Indalex, as administrator of the Executive Plan, was subject to a fiduciary duty under the PBA to act in the best interests of the plan beneficiaries. The Court of Appeal found that Indalex breached that duty. Although Indalex sought CCAA protection in its capacity as employer, the Court held that this did not mean that Indalex could ignore its obligations as plan administrator. The Court of Appeal found that Indalex breached its fiduciary duty as administrator through the CCAA proceedings by, among other things, failing to act to take steps to address the known pension deficits and failing to give notice of the CCAA proceedings to the beneficiaries of the pension plans. In addition, the Court noted that as a fiduciary, Indalex had a duty to resolve the conflict by acting as a fiduciary. The Court found that Indalex took no such steps and, in fact, simply ignored its role as administrator.
Priority of the Pension Deficits
Having decided that the deemed trust applied in the context of the Salaried Plan and that a constructive trust applied in the context of the Executive Plan, the Court of Appeal proceeded to hold that both trusts took priority over the court-ordered super-priority charge for DIP financing.
The Court held that, on the facts of the Indalex case, the court-ordered charge in question was not sufficient to trump the PBA deemed trust for the Salaried Plan deficit. This was because, according to the Court of Appeal, the issue of the PBA deemed trust was not identified by the CCAA judge at the time that the charge was ordered; the doctrine of paramountcy was not invoked to render PBA subservient to the CCAA; and, there was no evidence that the deemed trust priority would frustrate the CCAA process. The Court held that, without a remedy, the funds that would flow to Indalex US (which itself was subrogated to the DIP lender) were directly connected to Indalex's breach of fiduciary duty. The Court found these facts to be material as concerns the Executive Plan and ordered that the Executive Plan deficit was to rank ahead of the DIP financing as well.
The Court of Appeal's decision has extended the traditional understanding of pension wind-up deficits and has created uncertainty.
For employers acting as administrators of employee pension plans, it is not entirely clear how duties to the corporation and to the plan beneficiaries may be demarcated; nor is it clear how a related conflict of interest may be addressed or resolved. When, if ever, should the employer resign as plan administrator; or, under the coming amendments to the PBA, be removed? Would the administrator even have the ability to resign?
For lenders, the potential imposition of super-priority trusts in favour of pension deficiencies is a significant concern.
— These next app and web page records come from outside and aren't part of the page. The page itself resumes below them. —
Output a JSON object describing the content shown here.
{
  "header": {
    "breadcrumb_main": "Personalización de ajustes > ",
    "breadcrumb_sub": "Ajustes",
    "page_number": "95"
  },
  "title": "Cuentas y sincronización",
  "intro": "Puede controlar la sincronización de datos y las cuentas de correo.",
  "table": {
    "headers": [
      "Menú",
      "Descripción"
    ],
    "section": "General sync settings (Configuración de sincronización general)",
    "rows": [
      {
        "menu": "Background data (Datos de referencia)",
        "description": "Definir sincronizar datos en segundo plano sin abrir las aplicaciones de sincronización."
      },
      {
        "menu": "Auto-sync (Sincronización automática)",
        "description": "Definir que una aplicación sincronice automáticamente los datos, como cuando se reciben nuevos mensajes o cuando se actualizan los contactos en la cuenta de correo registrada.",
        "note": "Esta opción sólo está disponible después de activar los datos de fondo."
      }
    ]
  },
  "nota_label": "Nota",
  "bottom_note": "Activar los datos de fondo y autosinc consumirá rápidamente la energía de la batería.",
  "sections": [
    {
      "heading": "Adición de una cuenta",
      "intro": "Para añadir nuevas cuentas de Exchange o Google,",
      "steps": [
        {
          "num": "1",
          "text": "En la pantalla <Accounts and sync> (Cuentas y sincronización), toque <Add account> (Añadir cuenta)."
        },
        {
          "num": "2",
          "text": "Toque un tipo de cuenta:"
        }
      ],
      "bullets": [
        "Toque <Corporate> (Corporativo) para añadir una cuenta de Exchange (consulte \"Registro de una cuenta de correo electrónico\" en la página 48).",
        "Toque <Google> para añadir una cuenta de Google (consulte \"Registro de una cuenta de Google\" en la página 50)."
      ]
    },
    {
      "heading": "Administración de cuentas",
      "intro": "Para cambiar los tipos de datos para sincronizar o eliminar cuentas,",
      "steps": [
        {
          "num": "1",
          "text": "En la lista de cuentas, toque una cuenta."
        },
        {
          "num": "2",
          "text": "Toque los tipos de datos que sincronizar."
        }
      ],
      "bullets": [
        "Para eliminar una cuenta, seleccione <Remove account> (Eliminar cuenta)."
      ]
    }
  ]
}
It is not entirely clear when such trusts may arise, particularly in the case of the constructive trust imposed by the Court of Appeal in Indalex. When can DIP lenders safely rely on court-ordered DIP charges?
For employers contemplating a CCAA filing, the issue of pension deficits must be addressed at the outset. As the Court of Appeal said, a CCAA judge has the authority in the appropriate case to create priority charges for DIP financing that rank ahead of pension deficit claims. What facts support such a charge and what is the test that an applicant must meet?
Given the state of uncertainty created by the Court of Appeal decision, we hope that clarification will be sought from the Supreme Court of Canada.